Fig. 488. Radish  Long Red.

Fig. 488.-Radish-" Long Red".

RADISHES AT COVENT GARDEN MARKET Showing Costermongers buying.

RADISHES AT COVENT GARDEN MARKET Showing Costermongers buying.



Photos. W, J. Vasey.

Although the margin of profit over expenses per dozen is very small, Radishes can be made to pay if the grower is willing to give the necessary constant attention to securing a continuous supply. He may make up his mind to having to plough a sowing or two in during the season; but then if he keeps on he may, as a compensation, come in with a sowing or two when Radishes are scarce and the price runs up to a figure that gives the salesman genuine pleasure.

Some growers boast that they have taken five crops of Radishes off the same ground during one season. To use a colloquial expression, it need not be said that "this wants doing ". It is fairly certain that the man who just now and then puts in a crop of Radishes, and either lacks the organizing power or begrudges the persistent attention necessary to keep up a regular supply, will not get much profit out of them. [W. G. L].

Radishes in Worcestershire are sown on warm and sheltered borders for the earliest crops and in open breadths for the main crop. Care is always taken to sow them on rich soil, without which there cannot be quick growth and juicy, tender radishes. The earliest crops are sown in December on borders sloping to the south, the varieties being almost exclusively the mixed white and red turnip-rooted and Wood's Farly Frame Radish. The borders are - as far as practicable - sheltered from the north by any means available. Often the screen consists of 7-in. or 9-in.-by-l-in. boards placed on edge and nailed or screwed to posts fixed in the ground and about 3 ft. high; in other cases the shelter consists of a double row of stakes at about 1 ft. apart, with the old growth of Asparagus - which was cut down at the end of November - laid horizontally between them, thus forming a wall or screen which will, with care, last several seasons.

After the seed is sown and carefully raked-in in December or January, the whole is covered with clean straw. When the seed has germinated, and the seedlings appear above the soil, this protective covering of straw has to be carefully removed on favourable days by means of a very long-handled rake, to be again returned over the seedling Radishes before daylight fails; since, if they are not exposed to light they will perish, and if they be exposed to frost they will likewise perish.

Radish French Breakfast.

Fig. 489. - Radish-" French Breakfast".

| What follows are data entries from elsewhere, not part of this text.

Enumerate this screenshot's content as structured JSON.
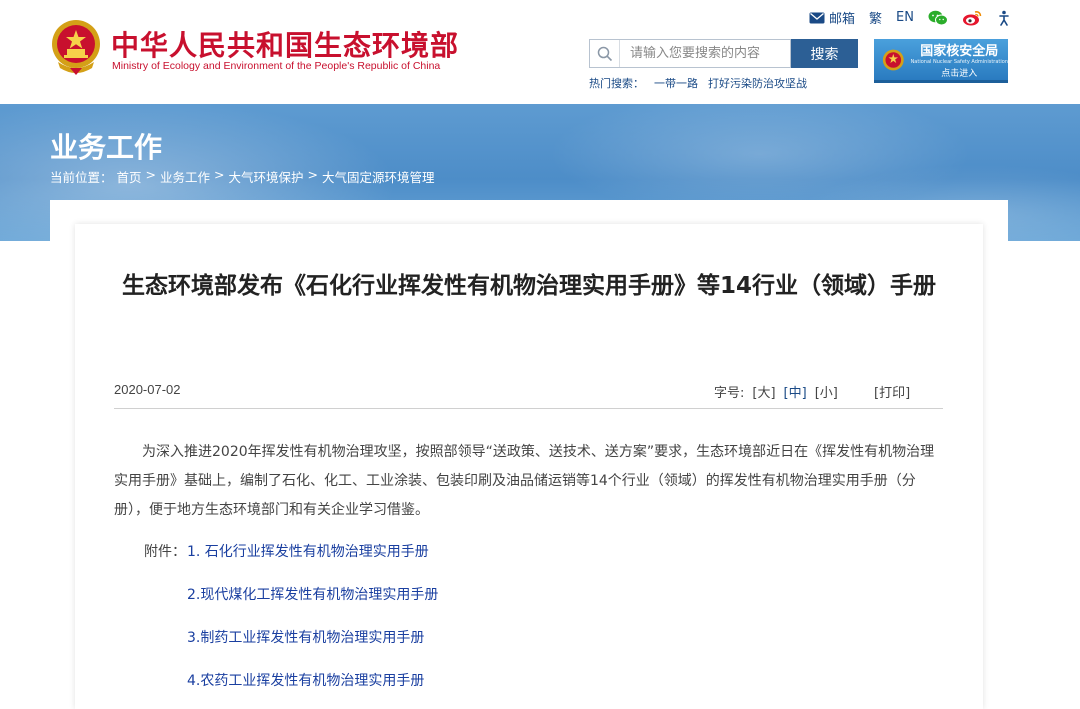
{
  "header": {
    "site_name_cn": "中华人民共和国生态环境部",
    "site_name_en": "Ministry of Ecology and Environment of the People's Republic of China",
    "toplinks": {
      "mail_label": "邮箱",
      "traditional_label": "繁",
      "english_label": "EN"
    },
    "search": {
      "placeholder": "请输入您要搜索的内容",
      "button_label": "搜索"
    },
    "hot_search": {
      "label": "热门搜索：",
      "items": [
        "一带一路",
        "打好污染防治攻坚战"
      ]
    },
    "nsa_banner": {
      "title": "国家核安全局",
      "subtitle_en": "National Nuclear Safety Administration",
      "enter_label": "点击进入"
    }
  },
  "banner": {
    "section_title": "业务工作",
    "breadcrumb": {
      "prefix": "当前位置：",
      "items": [
        "首页",
        "业务工作",
        "大气环境保护",
        "大气固定源环境管理"
      ],
      "separator": ">"
    }
  },
  "article": {
    "title": "生态环境部发布《石化行业挥发性有机物治理实用手册》等14行业（领域）手册",
    "date": "2020-07-02",
    "font_size": {
      "label": "字号:",
      "large": "[大]",
      "medium": "[中]",
      "small": "[小]"
    },
    "print_label": "[打印]",
    "paragraph": "为深入推进2020年挥发性有机物治理攻坚，按照部领导“送政策、送技术、送方案”要求，生态环境部近日在《挥发性有机物治理实用手册》基础上，编制了石化、化工、工业涂装、包装印刷及油品储运销等14个行业（领域）的挥发性有机物治理实用手册（分册），便于地方生态环境部门和有关企业学习借鉴。",
    "attachment_label": "附件：",
    "attachments": [
      "1. 石化行业挥发性有机物治理实用手册",
      "2.现代煤化工挥发性有机物治理实用手册",
      "3.制药工业挥发性有机物治理实用手册",
      "4.农药工业挥发性有机物治理实用手册"
    ]
  },
  "colors": {
    "brand_red": "#c8102e",
    "link_blue": "#1a4a86",
    "attachment_blue": "#1a3fa0",
    "search_button": "#2c5f95",
    "banner_blue": "#4d8dc8"
  }
}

Later crops are sometimes covered with straw, but more frequently they are left uncovered, and birds are scared away by means of lengths of string on which are fastened old tins containing several loose stones, bells, pieces of glass, etc. The string is kept several feet above the ground by means of strong forked sticks. A boy is stationed at one end, and is sometimes armed with a noisy rattle, and it is his duty to keep the birds at a distance by scaring them with his rattle, by emitting such vocal sounds of a hideous nature as he is capable of making, and by frequently pulling the string bearing the other noise-making instruments. So that when he is simultaneously halloaing, using his rattle, and pulling the string he creates a noise that only a bird stone-deaf could bear without fright. [J. U].